= Beginning of Section =

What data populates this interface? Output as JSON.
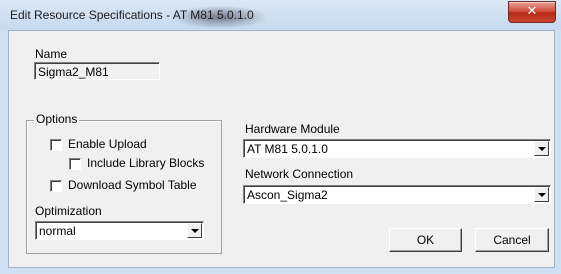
{
  "window": {
    "title": "Edit Resource Specifications - AT M81 5.0.1.0",
    "close_glyph": "✕"
  },
  "name_field": {
    "label": "Name",
    "value": "Sigma2_M81"
  },
  "options": {
    "legend": "Options",
    "enable_upload": {
      "label": "Enable Upload",
      "checked": false
    },
    "include_library_blocks": {
      "label": "Include Library Blocks",
      "checked": false
    },
    "download_symbol_table": {
      "label": "Download Symbol Table",
      "checked": false
    },
    "optimization": {
      "label": "Optimization",
      "value": "normal"
    }
  },
  "hardware_module": {
    "label": "Hardware Module",
    "value": "AT M81 5.0.1.0"
  },
  "network_connection": {
    "label": "Network Connection",
    "value": "Ascon_Sigma2"
  },
  "buttons": {
    "ok": "OK",
    "cancel": "Cancel"
  },
  "colors": {
    "title_bar": "#c6d9ee",
    "client_bg": "#f0f0f0",
    "close_button": "#c8442d"
  },
  "icons": {
    "close": "close-icon",
    "dropdown": "chevron-down-icon"
  }
}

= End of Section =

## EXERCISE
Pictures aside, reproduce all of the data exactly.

## RESULT OF THE TASK
What data populates this interface? Output as JSON.
{
  "window": {
    "title": "Edit Resource Specifications - AT M81 5.0.1.0",
    "close_glyph": "✕"
  },
  "name_field": {
    "label": "Name",
    "value": "Sigma2_M81"
  },
  "options": {
    "legend": "Options",
    "enable_upload": {
      "label": "Enable Upload",
      "checked": false
    },
    "include_library_blocks": {
      "label": "Include Library Blocks",
      "checked": false
    },
    "download_symbol_table": {
      "label": "Download Symbol Table",
      "checked": false
    },
    "optimization": {
      "label": "Optimization",
      "value": "normal"
    }
  },
  "hardware_module": {
    "label": "Hardware Module",
    "value": "AT M81 5.0.1.0"
  },
  "network_connection": {
    "label": "Network Connection",
    "value": "Ascon_Sigma2"
  },
  "buttons": {
    "ok": "OK",
    "cancel": "Cancel"
  },
  "colors": {
    "title_bar": "#c6d9ee",
    "client_bg": "#f0f0f0",
    "close_button": "#c8442d"
  },
  "icons": {
    "close": "close-icon",
    "dropdown": "chevron-down-icon"
  }
}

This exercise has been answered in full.